**Data for this exercise**
_____

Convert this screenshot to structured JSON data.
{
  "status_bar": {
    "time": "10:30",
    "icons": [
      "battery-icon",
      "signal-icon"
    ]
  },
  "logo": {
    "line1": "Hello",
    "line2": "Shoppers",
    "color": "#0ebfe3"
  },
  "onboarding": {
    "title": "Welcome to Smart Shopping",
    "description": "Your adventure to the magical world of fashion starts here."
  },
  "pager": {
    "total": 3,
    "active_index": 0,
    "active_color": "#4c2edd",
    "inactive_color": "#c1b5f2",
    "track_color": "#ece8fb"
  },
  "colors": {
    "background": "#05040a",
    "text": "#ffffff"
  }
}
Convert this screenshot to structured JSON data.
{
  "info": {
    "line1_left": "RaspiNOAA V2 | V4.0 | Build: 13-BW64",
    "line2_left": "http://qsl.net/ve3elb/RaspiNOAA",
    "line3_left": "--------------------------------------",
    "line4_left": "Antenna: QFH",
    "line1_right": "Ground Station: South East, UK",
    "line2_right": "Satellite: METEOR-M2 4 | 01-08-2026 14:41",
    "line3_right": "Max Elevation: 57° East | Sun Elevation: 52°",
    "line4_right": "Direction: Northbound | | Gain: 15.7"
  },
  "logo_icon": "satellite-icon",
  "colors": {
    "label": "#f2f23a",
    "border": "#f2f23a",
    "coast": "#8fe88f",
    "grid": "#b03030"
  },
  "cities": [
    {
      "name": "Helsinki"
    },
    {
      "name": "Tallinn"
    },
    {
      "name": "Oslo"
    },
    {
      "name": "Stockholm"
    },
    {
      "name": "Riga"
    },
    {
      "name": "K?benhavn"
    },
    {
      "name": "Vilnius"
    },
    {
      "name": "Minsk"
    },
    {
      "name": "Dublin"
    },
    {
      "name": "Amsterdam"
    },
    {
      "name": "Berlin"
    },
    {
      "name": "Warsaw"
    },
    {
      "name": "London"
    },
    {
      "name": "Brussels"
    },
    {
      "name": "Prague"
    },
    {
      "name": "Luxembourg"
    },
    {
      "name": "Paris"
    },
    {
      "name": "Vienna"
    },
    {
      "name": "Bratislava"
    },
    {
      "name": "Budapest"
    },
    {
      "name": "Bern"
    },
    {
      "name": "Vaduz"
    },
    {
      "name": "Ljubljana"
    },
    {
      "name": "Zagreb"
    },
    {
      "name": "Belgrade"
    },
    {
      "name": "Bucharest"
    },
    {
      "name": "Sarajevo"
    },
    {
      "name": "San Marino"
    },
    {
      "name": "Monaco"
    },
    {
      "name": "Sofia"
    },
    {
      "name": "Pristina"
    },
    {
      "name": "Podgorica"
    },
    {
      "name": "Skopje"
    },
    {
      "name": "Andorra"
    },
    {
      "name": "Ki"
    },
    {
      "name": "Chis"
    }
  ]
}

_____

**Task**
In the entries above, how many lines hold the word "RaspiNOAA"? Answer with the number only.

**Expected output**
2